• [WORK ITEM] Each line below that holds the word "content" counts once; state the total number of such lines and nothing else.
====== SUPPLIED RECORDS ======
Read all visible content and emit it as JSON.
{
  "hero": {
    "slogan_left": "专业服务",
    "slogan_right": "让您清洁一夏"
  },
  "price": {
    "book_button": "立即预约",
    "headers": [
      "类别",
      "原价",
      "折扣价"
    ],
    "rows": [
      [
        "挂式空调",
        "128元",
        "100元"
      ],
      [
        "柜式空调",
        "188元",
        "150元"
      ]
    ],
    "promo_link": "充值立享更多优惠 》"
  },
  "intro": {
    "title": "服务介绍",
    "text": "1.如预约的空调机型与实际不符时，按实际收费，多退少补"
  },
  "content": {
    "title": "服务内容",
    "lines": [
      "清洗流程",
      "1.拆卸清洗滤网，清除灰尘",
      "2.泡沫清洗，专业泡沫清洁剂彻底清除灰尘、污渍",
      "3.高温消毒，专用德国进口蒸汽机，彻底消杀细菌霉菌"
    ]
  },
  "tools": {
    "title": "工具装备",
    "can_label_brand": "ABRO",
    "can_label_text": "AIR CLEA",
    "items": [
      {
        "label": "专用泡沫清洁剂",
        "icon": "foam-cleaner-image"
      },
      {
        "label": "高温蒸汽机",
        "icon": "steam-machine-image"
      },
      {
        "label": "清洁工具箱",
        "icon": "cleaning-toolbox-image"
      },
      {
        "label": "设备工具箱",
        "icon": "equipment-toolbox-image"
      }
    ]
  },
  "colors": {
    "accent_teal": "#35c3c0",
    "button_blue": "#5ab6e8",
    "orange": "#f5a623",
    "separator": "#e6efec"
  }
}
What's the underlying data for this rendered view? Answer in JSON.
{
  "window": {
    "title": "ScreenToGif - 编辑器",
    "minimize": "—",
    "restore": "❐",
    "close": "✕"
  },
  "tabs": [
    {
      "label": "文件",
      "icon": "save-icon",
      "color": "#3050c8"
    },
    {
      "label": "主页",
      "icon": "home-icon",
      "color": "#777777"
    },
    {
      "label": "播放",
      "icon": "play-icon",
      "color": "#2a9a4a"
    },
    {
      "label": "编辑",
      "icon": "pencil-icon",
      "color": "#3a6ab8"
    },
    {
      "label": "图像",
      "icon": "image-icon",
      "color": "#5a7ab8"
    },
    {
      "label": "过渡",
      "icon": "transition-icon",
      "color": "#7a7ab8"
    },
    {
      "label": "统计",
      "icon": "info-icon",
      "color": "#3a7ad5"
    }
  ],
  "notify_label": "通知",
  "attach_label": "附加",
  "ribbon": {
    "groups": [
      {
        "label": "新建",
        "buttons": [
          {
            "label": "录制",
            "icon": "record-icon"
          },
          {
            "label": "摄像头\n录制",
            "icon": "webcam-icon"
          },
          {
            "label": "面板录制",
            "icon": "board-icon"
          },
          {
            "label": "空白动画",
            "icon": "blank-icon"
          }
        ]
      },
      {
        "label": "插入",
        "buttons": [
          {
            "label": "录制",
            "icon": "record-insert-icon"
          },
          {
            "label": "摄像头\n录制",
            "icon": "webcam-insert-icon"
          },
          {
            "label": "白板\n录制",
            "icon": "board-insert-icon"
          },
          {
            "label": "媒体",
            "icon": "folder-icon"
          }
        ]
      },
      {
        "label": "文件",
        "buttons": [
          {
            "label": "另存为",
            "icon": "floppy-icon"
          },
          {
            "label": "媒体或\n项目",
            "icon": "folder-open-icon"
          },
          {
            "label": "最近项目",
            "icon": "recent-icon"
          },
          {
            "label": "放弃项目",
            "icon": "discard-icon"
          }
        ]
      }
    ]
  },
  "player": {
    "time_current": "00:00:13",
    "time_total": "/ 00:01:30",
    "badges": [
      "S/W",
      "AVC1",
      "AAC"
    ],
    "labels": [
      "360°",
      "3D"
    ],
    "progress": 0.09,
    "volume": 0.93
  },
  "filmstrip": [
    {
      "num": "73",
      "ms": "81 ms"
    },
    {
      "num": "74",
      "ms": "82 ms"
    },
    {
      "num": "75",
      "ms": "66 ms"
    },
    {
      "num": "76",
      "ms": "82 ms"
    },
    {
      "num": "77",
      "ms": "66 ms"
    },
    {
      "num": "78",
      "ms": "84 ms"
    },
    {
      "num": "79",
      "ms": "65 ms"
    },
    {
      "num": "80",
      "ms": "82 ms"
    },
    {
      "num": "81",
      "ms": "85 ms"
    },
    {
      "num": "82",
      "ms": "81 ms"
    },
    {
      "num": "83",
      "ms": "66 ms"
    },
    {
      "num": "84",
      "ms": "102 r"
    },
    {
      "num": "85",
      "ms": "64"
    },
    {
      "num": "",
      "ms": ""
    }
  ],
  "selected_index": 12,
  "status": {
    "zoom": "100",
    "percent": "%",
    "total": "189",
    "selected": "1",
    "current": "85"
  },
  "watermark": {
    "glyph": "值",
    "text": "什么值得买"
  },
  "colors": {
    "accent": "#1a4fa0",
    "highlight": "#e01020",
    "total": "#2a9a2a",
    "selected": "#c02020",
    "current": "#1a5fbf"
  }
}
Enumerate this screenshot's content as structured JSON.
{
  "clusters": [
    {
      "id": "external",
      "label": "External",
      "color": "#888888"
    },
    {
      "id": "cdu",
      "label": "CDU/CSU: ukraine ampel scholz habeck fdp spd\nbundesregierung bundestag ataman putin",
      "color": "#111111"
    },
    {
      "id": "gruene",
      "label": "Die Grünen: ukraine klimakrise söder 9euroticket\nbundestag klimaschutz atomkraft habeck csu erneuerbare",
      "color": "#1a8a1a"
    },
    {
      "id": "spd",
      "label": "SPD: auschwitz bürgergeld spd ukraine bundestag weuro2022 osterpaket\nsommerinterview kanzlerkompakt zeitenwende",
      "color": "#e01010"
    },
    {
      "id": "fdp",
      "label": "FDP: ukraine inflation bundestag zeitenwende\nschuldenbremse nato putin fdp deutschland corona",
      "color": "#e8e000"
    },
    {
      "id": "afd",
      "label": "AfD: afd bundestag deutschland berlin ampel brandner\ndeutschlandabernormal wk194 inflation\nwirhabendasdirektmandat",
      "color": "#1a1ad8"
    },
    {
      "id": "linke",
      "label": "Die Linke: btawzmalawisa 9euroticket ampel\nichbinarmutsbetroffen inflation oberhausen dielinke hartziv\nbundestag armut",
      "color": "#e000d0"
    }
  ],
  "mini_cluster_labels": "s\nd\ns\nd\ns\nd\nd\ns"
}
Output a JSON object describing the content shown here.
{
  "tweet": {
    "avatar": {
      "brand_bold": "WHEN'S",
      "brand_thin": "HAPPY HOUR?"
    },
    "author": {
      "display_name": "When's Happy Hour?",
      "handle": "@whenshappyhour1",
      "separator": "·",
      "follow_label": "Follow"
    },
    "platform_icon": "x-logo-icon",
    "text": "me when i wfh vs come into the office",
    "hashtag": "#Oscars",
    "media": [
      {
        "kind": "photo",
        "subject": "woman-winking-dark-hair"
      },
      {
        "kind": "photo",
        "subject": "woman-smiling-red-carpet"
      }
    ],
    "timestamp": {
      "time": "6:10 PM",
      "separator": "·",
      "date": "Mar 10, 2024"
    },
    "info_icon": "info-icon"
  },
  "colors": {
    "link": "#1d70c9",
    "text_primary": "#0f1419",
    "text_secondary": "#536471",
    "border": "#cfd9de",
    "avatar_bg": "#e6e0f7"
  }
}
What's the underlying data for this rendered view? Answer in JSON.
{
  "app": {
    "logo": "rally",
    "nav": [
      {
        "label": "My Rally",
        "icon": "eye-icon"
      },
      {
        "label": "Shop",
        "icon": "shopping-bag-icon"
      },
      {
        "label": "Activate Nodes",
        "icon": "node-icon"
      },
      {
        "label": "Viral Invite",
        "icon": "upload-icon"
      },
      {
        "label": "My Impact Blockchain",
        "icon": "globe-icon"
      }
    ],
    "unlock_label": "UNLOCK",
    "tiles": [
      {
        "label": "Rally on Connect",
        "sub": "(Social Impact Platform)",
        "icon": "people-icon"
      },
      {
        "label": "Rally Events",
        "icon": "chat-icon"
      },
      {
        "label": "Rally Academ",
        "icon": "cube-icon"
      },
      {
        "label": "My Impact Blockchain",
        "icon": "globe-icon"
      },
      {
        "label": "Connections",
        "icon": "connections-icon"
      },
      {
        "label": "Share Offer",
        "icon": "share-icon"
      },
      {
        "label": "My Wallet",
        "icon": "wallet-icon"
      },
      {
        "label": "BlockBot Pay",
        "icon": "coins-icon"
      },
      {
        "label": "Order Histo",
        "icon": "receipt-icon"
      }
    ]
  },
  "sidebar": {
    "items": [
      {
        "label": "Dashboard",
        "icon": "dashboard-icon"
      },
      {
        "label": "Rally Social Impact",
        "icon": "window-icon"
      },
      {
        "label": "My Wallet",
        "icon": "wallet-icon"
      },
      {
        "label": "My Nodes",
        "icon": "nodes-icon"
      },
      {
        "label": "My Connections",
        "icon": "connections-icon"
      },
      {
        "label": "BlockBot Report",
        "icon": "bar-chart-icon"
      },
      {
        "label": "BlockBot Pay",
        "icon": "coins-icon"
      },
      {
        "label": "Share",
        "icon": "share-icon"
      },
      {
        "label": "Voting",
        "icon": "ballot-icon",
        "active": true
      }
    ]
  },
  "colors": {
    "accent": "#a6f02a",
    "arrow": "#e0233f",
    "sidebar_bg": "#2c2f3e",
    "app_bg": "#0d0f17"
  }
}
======
• [ANSWER SPACE] 4